Why it matters

The California Supreme Court has again taken up the issue of meal periods for workers in the healthcare industry, in a battle between the state’s Labor Code and wage orders, now complicated by a new state law. Although Section 512(a) of the California Labor Code establishes the requisite number of meal periods required for workers in the state, Wage Order 5 permits healthcare employees to voluntarily waive their right to one of their meal periods when they work a certain amount of hours. Three former hospital workers filed a putative class action claiming that the two provisions were in conflict and that the Labor Code trumped, mandating pay for their missed meal breaks. A trial court sided with the hospital but an appellate panel reversed, holding that the more permissive wage order was partially invalid and finding that retroactive application on the issue was appropriate. While the dispute was pending before the state’s highest court, the legislature enacted a law affirming the validity of meal period waivers. Now the California Supreme Court has agreed to hear the case again, this time to decide whether the subsequent legislation constituted a change or clarification in the law, whether the wage order is partially invalid, and how the language of the Labor Code affects the analysis.

Detailed discussion

The dispute began when three healthcare employees filed suit against Orange Coast Memorial Medical Center, seeking to represent a class of workers who waived their rights to a second meal period on days they worked shifts of more than 12 hours.

California Labor Code Section 512(a) provides: “An employer may not employ an employee for a work period of more than 10 hours per day without providing the employee with a second meal period of not less than 30 minutes, except that if the total hours worked is no more than 12 hours, the second meal period may be waived by mutual consent of the employer and the employee only if the first meal period was not waived.”

Section 516 adds: “Except as provided in Section 512, the Industrial Welfare Commission may adopt or amend working condition orders with respect to break periods, meal periods, and days of rest for any workers in California consistent with the health and welfare of those workers.”

The plaintiffs argued that Section 11(D) of the Industrial Welfare Commission’s (IWC) Wage Order 5—which states that “[n]otwithstanding any other provision of this order, employees in the healthcare industry who work shifts in excess of eight (8) total hours in a workday may voluntarily waive their right to one of their two meal periods”—operates in conflict with the Labor Code. The wage order sanctions second-meal-period waivers for healthcare employees who work shifts of more than 12 hours, the workers said, but the Labor Code permits such waivers only if the total hours worked is no more than 12 hours.

Alternatively, the hospital told the court that it used valid meal period waivers in compliance with state law. A trial court agreed with the hospital, but an appellate panel reversed in 2015.

The two provisions were clearly in conflict, the court said, and the IWC lacked the power to create additional exemptions from the meal period requirement beyond those provided by the legislature. Finding that the IWC exceeded its authority, the panel declared Wage Order 5 partially invalid to the extent it authorizes healthcare workers to waive their second meal periods on shifts longer than 12 hours.

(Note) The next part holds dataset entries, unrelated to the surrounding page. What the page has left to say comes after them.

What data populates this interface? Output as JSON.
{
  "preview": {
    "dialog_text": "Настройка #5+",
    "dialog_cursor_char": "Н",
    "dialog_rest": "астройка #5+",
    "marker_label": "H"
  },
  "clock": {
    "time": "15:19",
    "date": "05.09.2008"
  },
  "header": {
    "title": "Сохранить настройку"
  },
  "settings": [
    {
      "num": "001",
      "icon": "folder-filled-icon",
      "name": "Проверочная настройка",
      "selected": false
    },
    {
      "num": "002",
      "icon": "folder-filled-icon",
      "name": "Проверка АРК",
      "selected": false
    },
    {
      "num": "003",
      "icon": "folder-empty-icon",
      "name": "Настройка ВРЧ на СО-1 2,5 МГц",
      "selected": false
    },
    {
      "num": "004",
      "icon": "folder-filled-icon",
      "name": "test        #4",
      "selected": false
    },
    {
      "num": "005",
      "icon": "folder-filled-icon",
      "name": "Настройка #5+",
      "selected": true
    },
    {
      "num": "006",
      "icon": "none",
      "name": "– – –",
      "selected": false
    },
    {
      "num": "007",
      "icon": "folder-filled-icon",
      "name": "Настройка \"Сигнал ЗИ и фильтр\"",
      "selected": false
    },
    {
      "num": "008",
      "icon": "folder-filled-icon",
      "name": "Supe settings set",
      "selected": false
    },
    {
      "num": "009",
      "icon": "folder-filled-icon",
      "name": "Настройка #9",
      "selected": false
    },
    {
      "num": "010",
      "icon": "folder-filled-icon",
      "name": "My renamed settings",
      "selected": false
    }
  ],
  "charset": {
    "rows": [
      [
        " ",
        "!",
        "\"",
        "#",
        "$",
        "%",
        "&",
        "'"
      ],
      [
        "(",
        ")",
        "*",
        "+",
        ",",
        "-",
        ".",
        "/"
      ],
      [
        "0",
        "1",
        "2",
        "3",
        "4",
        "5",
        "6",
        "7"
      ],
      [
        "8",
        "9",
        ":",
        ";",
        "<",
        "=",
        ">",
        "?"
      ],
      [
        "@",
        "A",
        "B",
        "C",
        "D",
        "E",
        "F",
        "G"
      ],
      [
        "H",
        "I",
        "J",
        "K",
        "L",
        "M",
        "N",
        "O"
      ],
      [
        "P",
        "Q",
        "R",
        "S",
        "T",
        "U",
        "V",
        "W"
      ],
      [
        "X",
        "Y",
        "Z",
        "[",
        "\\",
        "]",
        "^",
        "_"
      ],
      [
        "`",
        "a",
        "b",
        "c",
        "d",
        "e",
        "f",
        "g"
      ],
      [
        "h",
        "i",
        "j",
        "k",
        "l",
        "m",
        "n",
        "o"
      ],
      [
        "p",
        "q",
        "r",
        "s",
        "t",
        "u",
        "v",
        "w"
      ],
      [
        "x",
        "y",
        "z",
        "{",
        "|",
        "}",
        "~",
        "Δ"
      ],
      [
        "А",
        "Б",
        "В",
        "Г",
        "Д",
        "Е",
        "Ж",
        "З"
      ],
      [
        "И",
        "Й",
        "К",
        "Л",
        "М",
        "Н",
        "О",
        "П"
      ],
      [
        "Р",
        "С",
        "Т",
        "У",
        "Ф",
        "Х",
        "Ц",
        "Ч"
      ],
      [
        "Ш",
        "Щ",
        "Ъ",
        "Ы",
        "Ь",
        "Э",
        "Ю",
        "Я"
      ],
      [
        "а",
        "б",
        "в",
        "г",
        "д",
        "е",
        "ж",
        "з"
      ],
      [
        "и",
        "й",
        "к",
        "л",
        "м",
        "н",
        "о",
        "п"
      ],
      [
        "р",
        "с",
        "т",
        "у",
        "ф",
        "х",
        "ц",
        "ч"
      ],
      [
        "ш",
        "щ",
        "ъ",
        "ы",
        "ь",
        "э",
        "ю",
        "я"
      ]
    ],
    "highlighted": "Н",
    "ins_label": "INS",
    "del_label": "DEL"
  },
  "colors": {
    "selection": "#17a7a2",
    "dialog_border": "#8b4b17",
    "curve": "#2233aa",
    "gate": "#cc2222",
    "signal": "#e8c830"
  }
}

Further, the court said its decision should have retroactive effect, allowing the plaintiffs to seek premium pay for any failure by the hospital to provide mandatory second meal periods within the three-year statute of limitations period.

After the employer appealed to the California Supreme Court, the legislature stepped in, enacting Senate Bill 327 to affirm the validity of meal period waivers in the healthcare industry. The new law took immediate effect upon Governor Jerry Brown’s signature on October 6, 2015.

The state’s highest court then directed the appellate court to vacate its decision and reconsider the action in light of SB 327. In March, the appellate panel affirmed summary judgment for the hospital. The court determined that the wage order is in fact valid and that the new law should apply retroactively, meaning second-meal-period waivers signed by the plaintiffs were valid and enforceable.

This time, the plaintiffs appealed to the California Supreme Court, which agreed to answer three questions: “(1) Did Senate Bill 327 constitute a change in the law or a clarification in the law? (2) Is the Industrial Wage Commission Wage Order No. 5, section 11(D) partially invalid to the extent it authorizes health care workers to waive their second meal periods on shifts exceeding 12 hours? (3) To what extent, if any, does the language of Labor Code section 516 regarding the ‘health and welfare of those workers’ affect the analysis?”

To read the California Supreme Court’s docket for Gerard v. Orange Coast Memorial Medical Center, click here.